And that was when my hopes were up. It couldn’t be too much longer. It couldn’t. We’d already been walking for so long. We’d already been so far. It couldn’t be too long to the waterfall, could it? And the waterfall had been so close to the bottom - as none of us had suspected what felt like so many years ago. After every switchback, I looked for the waterfall - and after every switchback, my heart sank like a weight on my stomach. I kept trying to make the sound of those horrible clicking grasshoppers transform into that delicious wet roar - but it was just those irritating jumping things that kept flying about you like they were locusts and you were the only green tree for miles.
I’d been thinking a lot about life and the mountain. Back up when I’d been near the top, about to reach it, I’d decided if enduring to the end was going to feel like that, well, I hoped to die young. But then, there, walking down, every step jolting through my agonized knees, it was different. I kept telling myself, “You’re already so far beyond all endurance levels that anything added on to this can’t possibly hurt you. So keep walking, bub.” I did keep going - but I had only one pace left. And it wasn’t impressive.
Daniella, Lilia, and Captain Detour de Clever-wits would shoot out ahead of me - and then wait. And as soon as I caught up, they’d shoot out again. Meanwhile, I bumbled along at my pace, my knees creaking like they were going to unhinge and leave my shins somewhere along the trail.
Looking back, I think stopping for breaks, sleeping, drinking more water, and eating would have improved my outlook a good deal. As it was, all I ate was a granola bar and two bites of trail mix. But I was too tired to be hungry and now the sun was trying to bash my face in.
Still, it wasn’t a completely abominable trip down. In the sun, the mountains were green and gorgeous.
And we just had to stop to laugh at this fat bird.
He just sat there as we goggled, like he was too heavy to move. He looked like this big feathered beach ball with a bird head glued on.

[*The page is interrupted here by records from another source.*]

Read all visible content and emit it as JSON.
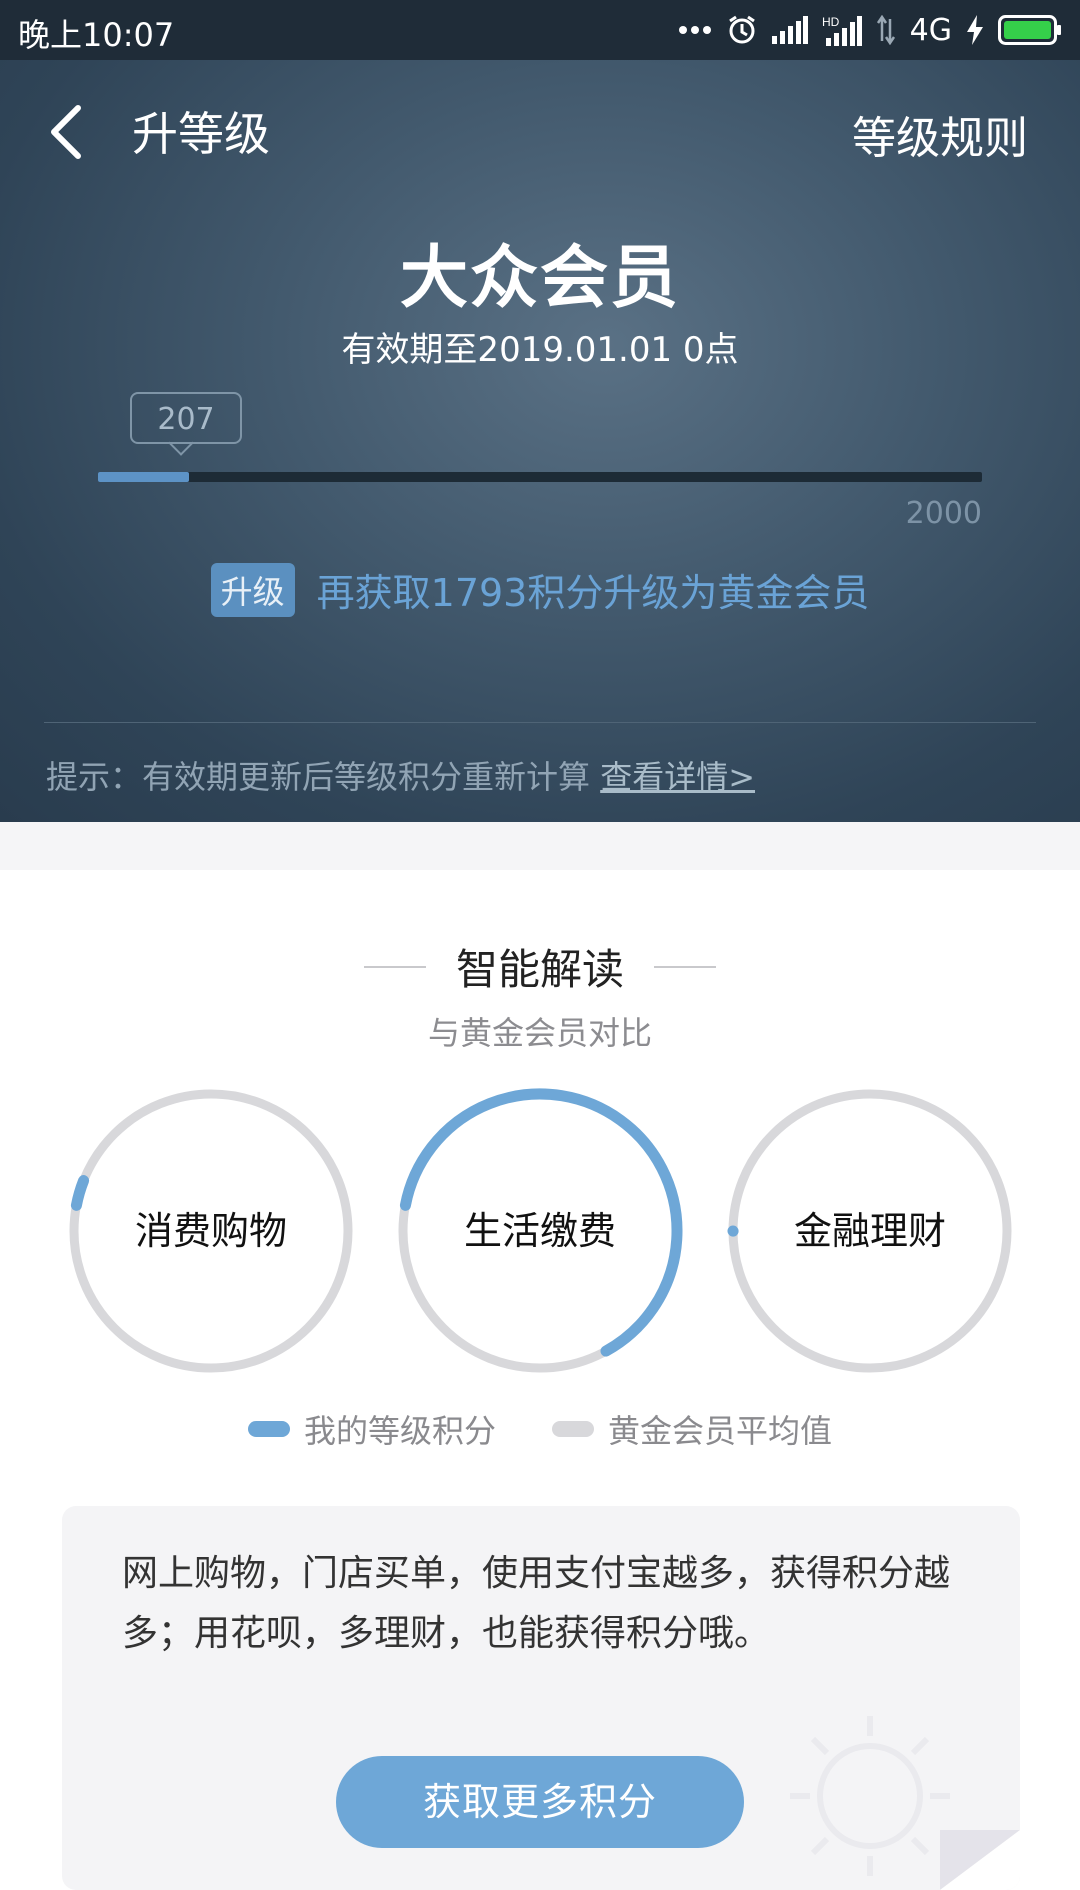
{
  "status_bar": {
    "time": "晚上10:07",
    "network": "4G",
    "hd_label": "HD"
  },
  "nav": {
    "title": "升等级",
    "rules_label": "等级规则"
  },
  "level": {
    "name": "大众会员",
    "validity": "有效期至2019.01.01 0点",
    "points_current": "207",
    "points_max": "2000",
    "progress_fraction": 0.1035,
    "upgrade_badge": "升级",
    "upgrade_text": "再获取1793积分升级为黄金会员"
  },
  "tip": {
    "text": "提示：有效期更新后等级积分重新计算 ",
    "link": "查看详情>"
  },
  "analysis": {
    "title": "智能解读",
    "subtitle": "与黄金会员对比",
    "rings": [
      {
        "label": "消费购物",
        "my_fraction": 0.03,
        "arc_start_fraction": 0.53
      },
      {
        "label": "生活缴费",
        "my_fraction": 0.64,
        "arc_start_fraction": 0.53
      },
      {
        "label": "金融理财",
        "my_fraction": 0.0,
        "arc_start_fraction": 0.5
      }
    ],
    "legend": {
      "mine": "我的等级积分",
      "gold_avg": "黄金会员平均值"
    }
  },
  "advice": {
    "text": "网上购物，门店买单，使用支付宝越多，获得积分越多；用花呗，多理财，也能获得积分哦。",
    "button": "获取更多积分"
  },
  "colors": {
    "accent": "#6ea7d7",
    "ring_gray": "#d8d8db",
    "header_dark": "#2f4457"
  }
}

Eventually, after pasting together a thousand eternities into one of those Christmas paper chains, we reached the waterfall. Daniella and Lilia went out to soak their faces - and Daniella told me to do it too. As I stumbled down and slushed straight into the water, Daniella said, “What are you doing? Now your shoes are all wet!” So I slushed out and then used the rocks to put my face under the cold rushing water.
And the last mile began. I walked alone, telling myself again and again that I was almost there, that it didn’t matter anymore, that we’d get to the car soon and all would be well. I passed by the cabin at the very bottom and an old man came out: “So, do you feel like a survivor?”
“Not yet. Not there yet.” I’m not sure what I said exactly, but that was what was bouncing around in my head. And then we made it to the car. And I got in and took off my shoes. And my feet throbbed like they each had an unhealthy heart beating inside them.
I began to drive, telling Haughty Cliff-Heimer to keep me awake. He did so by telling me how great a hiker he was - that he always beat everyone every time he went on long hikes. He said they’d give him all their backpacks and car keys so he could put all their stuff away by the time they got there. I was still sleepy - and now I was annoyed. “What are you saying? That I should have given you the keys because I’m Big Slow Marshmallow-Turtle Woman?” I thought.
He just kept on bragging and I ground my teeth. “You know, Daniella’s asleep,” I thought at him. “If you’re trying to impress her, you Ego-pantalooned dandy feather, you’d do best to punch her awake first.”
When we dropped him off and made it home, I slept and dreamed that I was still driving down the mountain from valley to valley, trying to find a place where my legs wouldn’t hurt anymore. Even in my dreams, though, there was no escape.
But it was romantic and adventurous and, whatever the case, we didn’t actually die.